▶ **WORK ORDER**
A word-for-word copy of the entries, with the images left out, is what you should write.

Dataset items:
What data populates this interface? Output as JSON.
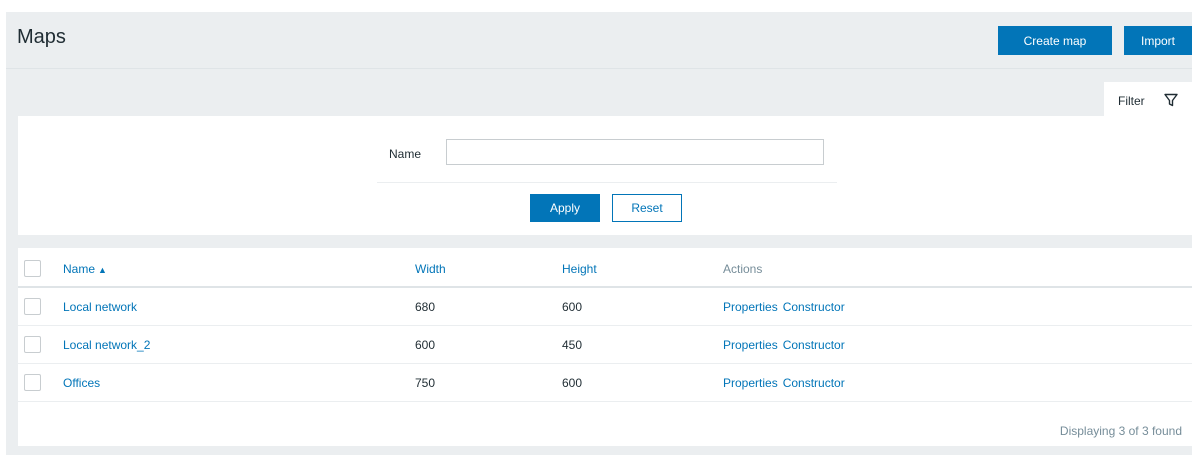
{
  "header": {
    "title": "Maps",
    "create_label": "Create map",
    "import_label": "Import"
  },
  "filter": {
    "tab_label": "Filter",
    "tab_icon": "funnel-icon",
    "name_label": "Name",
    "name_value": "",
    "name_placeholder": "",
    "apply_label": "Apply",
    "reset_label": "Reset"
  },
  "table": {
    "columns": {
      "name": "Name",
      "name_sort_indicator": "▲",
      "width": "Width",
      "height": "Height",
      "actions": "Actions"
    },
    "rows": [
      {
        "name": "Local network",
        "width": "680",
        "height": "600",
        "properties": "Properties",
        "constructor": "Constructor"
      },
      {
        "name": "Local network_2",
        "width": "600",
        "height": "450",
        "properties": "Properties",
        "constructor": "Constructor"
      },
      {
        "name": "Offices",
        "width": "750",
        "height": "600",
        "properties": "Properties",
        "constructor": "Constructor"
      }
    ],
    "footer": "Displaying 3 of 3 found"
  },
  "colors": {
    "accent": "#0275b8",
    "background": "#ebeef0",
    "muted_text": "#768d99"
  }
}
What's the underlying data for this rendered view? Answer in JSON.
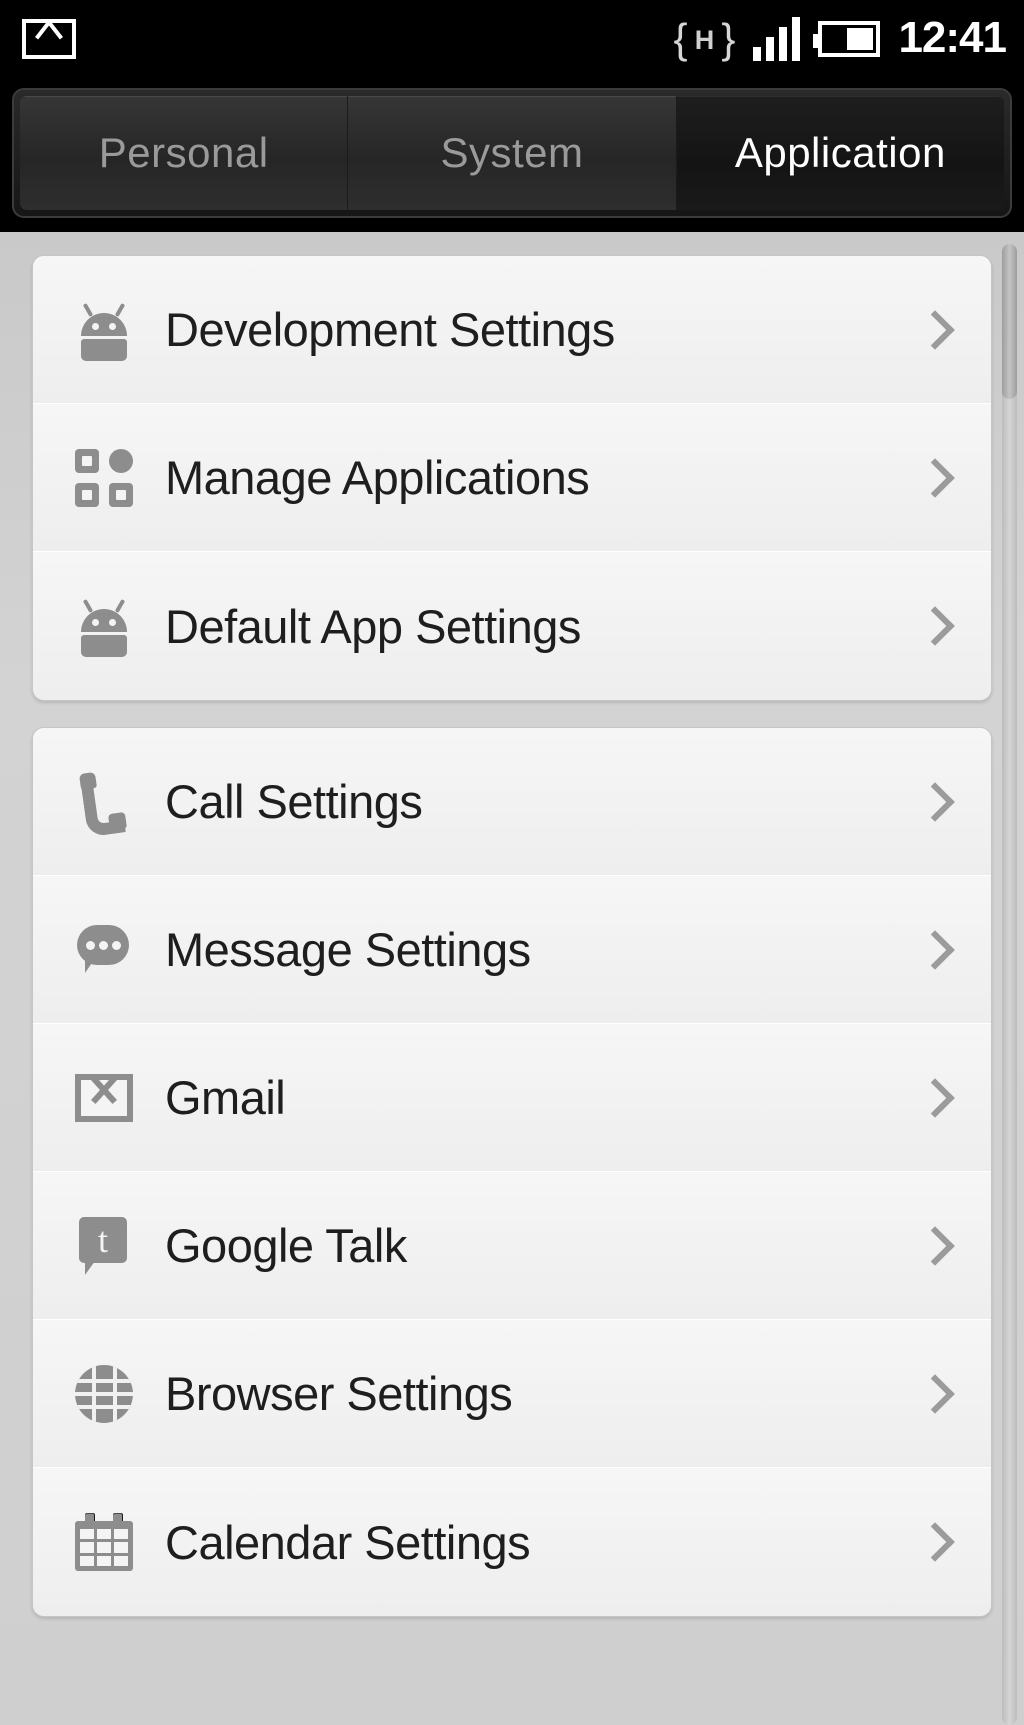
{
  "status_bar": {
    "notification_icon": "envelope-icon",
    "network_type": "H",
    "signal_bars": 4,
    "battery_icon": "battery-icon",
    "clock": "12:41"
  },
  "tabs": [
    {
      "label": "Personal",
      "selected": false
    },
    {
      "label": "System",
      "selected": false
    },
    {
      "label": "Application",
      "selected": true
    }
  ],
  "groups": [
    {
      "items": [
        {
          "label": "Development Settings",
          "icon": "android-robot-icon",
          "chevron": "chevron-right-icon"
        },
        {
          "label": "Manage Applications",
          "icon": "app-grid-icon",
          "chevron": "chevron-right-icon"
        },
        {
          "label": "Default App Settings",
          "icon": "android-robot-icon",
          "chevron": "chevron-right-icon"
        }
      ]
    },
    {
      "items": [
        {
          "label": "Call Settings",
          "icon": "phone-handset-icon",
          "chevron": "chevron-right-icon"
        },
        {
          "label": "Message Settings",
          "icon": "speech-bubble-icon",
          "chevron": "chevron-right-icon"
        },
        {
          "label": "Gmail",
          "icon": "envelope-icon",
          "chevron": "chevron-right-icon"
        },
        {
          "label": "Google Talk",
          "icon": "talk-bubble-icon",
          "chevron": "chevron-right-icon",
          "glyph": "t"
        },
        {
          "label": "Browser Settings",
          "icon": "globe-icon",
          "chevron": "chevron-right-icon"
        },
        {
          "label": "Calendar Settings",
          "icon": "calendar-icon",
          "chevron": "chevron-right-icon"
        }
      ]
    }
  ],
  "colors": {
    "status_bar_bg": "#000000",
    "tab_selected_text": "#ffffff",
    "tab_text": "#9a9a9a",
    "list_bg": "#cfcfcf",
    "card_bg": "#f2f2f2",
    "label_text": "#1e1e1e",
    "icon_gray": "#8d8d8d",
    "chevron_gray": "#9b9b9b"
  },
  "scrollbar": {
    "name": "vertical-scrollbar",
    "position": "top"
  }
}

▶ **ANSWER BOX**
What data populates this interface? Output as JSON.
{
  "header": {
    "title": "Maps",
    "create_label": "Create map",
    "import_label": "Import"
  },
  "filter": {
    "tab_label": "Filter",
    "tab_icon": "funnel-icon",
    "name_label": "Name",
    "name_value": "",
    "name_placeholder": "",
    "apply_label": "Apply",
    "reset_label": "Reset"
  },
  "table": {
    "columns": {
      "name": "Name",
      "name_sort_indicator": "▲",
      "width": "Width",
      "height": "Height",
      "actions": "Actions"
    },
    "rows": [
      {
        "name": "Local network",
        "width": "680",
        "height": "600",
        "properties": "Properties",
        "constructor": "Constructor"
      },
      {
        "name": "Local network_2",
        "width": "600",
        "height": "450",
        "properties": "Properties",
        "constructor": "Constructor"
      },
      {
        "name": "Offices",
        "width": "750",
        "height": "600",
        "properties": "Properties",
        "constructor": "Constructor"
      }
    ],
    "footer": "Displaying 3 of 3 found"
  },
  "colors": {
    "accent": "#0275b8",
    "background": "#ebeef0",
    "muted_text": "#768d99"
  }
}
What's the underlying data for this rendered view? Answer in JSON.
{
  "status_bar": {
    "notification_icon": "envelope-icon",
    "network_type": "H",
    "signal_bars": 4,
    "battery_icon": "battery-icon",
    "clock": "12:41"
  },
  "tabs": [
    {
      "label": "Personal",
      "selected": false
    },
    {
      "label": "System",
      "selected": false
    },
    {
      "label": "Application",
      "selected": true
    }
  ],
  "groups": [
    {
      "items": [
        {
          "label": "Development Settings",
          "icon": "android-robot-icon",
          "chevron": "chevron-right-icon"
        },
        {
          "label": "Manage Applications",
          "icon": "app-grid-icon",
          "chevron": "chevron-right-icon"
        },
        {
          "label": "Default App Settings",
          "icon": "android-robot-icon",
          "chevron": "chevron-right-icon"
        }
      ]
    },
    {
      "items": [
        {
          "label": "Call Settings",
          "icon": "phone-handset-icon",
          "chevron": "chevron-right-icon"
        },
        {
          "label": "Message Settings",
          "icon": "speech-bubble-icon",
          "chevron": "chevron-right-icon"
        },
        {
          "label": "Gmail",
          "icon": "envelope-icon",
          "chevron": "chevron-right-icon"
        },
        {
          "label": "Google Talk",
          "icon": "talk-bubble-icon",
          "chevron": "chevron-right-icon",
          "glyph": "t"
        },
        {
          "label": "Browser Settings",
          "icon": "globe-icon",
          "chevron": "chevron-right-icon"
        },
        {
          "label": "Calendar Settings",
          "icon": "calendar-icon",
          "chevron": "chevron-right-icon"
        }
      ]
    }
  ],
  "colors": {
    "status_bar_bg": "#000000",
    "tab_selected_text": "#ffffff",
    "tab_text": "#9a9a9a",
    "list_bg": "#cfcfcf",
    "card_bg": "#f2f2f2",
    "label_text": "#1e1e1e",
    "icon_gray": "#8d8d8d",
    "chevron_gray": "#9b9b9b"
  },
  "scrollbar": {
    "name": "vertical-scrollbar",
    "position": "top"
  }
}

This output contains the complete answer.